certify a class.” Glazer v. Whirlpool Corp.
(In re Whirlpool Corp. Front-Loading Washer Prods. Liab.
Litig.), 722 F.3d 838, 850 (6th Cir. 2013). To obtain
certification, the class must satisfy all four prerequisites
under Federal Rule of Civil Procedure 23(a)-numerosity,
commonality, typicality, and adequate representation-and fit
within one of the three types of class actions listed in Rule
23(b). Young v. Nationwide Mut. Ins. Co., 693 F.3d
532, 537 (6th Cir. 2012). As the “party seeking class

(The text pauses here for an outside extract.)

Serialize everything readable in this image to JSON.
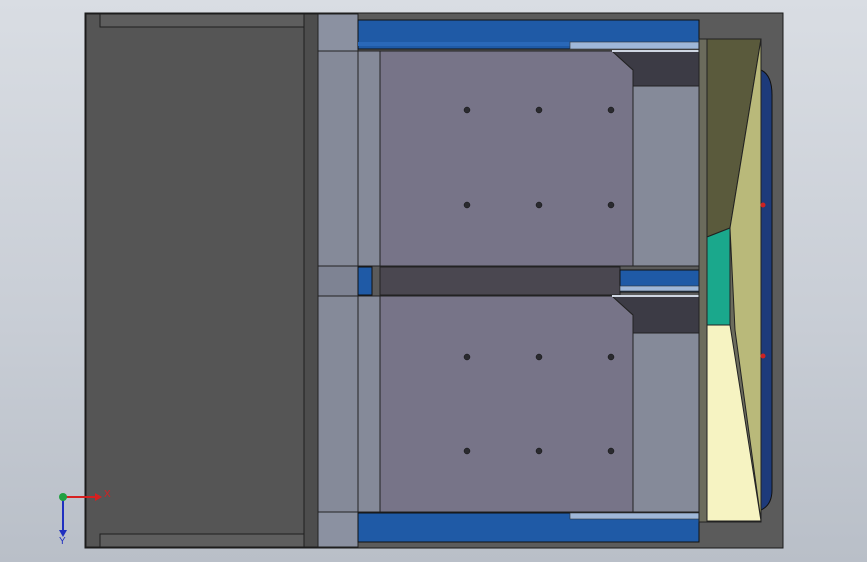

certification, ” Plaintiffs have “the burden to
prove the Rule 23 certification requirements.”
23 does not set forth a mere pleading standard. A party
seeking class certification must affirmatively demonstrate
[their] compliance with the Rule-that is, [they] must be
prepared to prove that there are in fact sufficiently
numerous parties, common questions of law or fact,
etc.” Dukes, 564 U.S. at 350. As such, a
formulaic recitation of the rule's language will not
suffice; there “must be an adequate statement of the
basic facts to indicate that each requirement of the rule is
fulfilled.” Young, 693 F.3d at 597 (citation
and internal quotation marks omitted).
ensure each requirement is satisfied, the Supreme Court and
the Sixth Circuit have repeatedly instructed trial courts to
engage in a “rigorous analysis.” Glazer,
722 F.3d at 851-52 (citing Dukes, 564 U.S. at
350-51)); Clemons v. Norton Healthcare Inc., 890
F.3d 254, 280 (6th Cir. 2018); Gooch v. Life Investors
Ins. Co. of Am., 672 F.3d 402, 417 (6th Cir. 2012).
determining whether certification is appropriate, “it
may be necessary for the court to probe behind the pleadings,
” and the analysis may “entail some overlap with
the merits of the plaintiff's underlying claim” or
involve “considerations that are enmeshed in the
factual and legal issues comprising the plaintiff's cause
of action.” Dukes, 564 U.S. at 350-51.
“Merits questions may be considered to the extent-but
only to the extent-that they are relevant to determining
whether the Rule 23 prerequisites for class certification are
satisfied.” Amgen Inc. v. Conn. Ret. Plans &
Trust Funds, 568 U.S. 455, 466 (2013). The question is
not “who will prevail on the merits, but rather whether
the proposed class and class representative[s] meet the
requirements for certification under Rule 23(a) and
(b).” 5 Moore's § 23.84(1).
in this case have failed to establish several of the
requirements for class certification, including class
representative standing; commonality; typicality; and
adequacy-of-representation, and the Court is not convinced
that certification would be appropriate under either Rule
23(b)(2) or (b)(3) .
Implicit Rule 23 Requirements
Rule 23 is silent on the issue, before a class may be
certified it is axiomatic that (1) “the class must be
susceptible of precise definition” and (2) the class
representative(s) must be “member[s] of that
class.” 5 Moore's § 23.21(1). Plaintiffs
satisfy only first requirement here.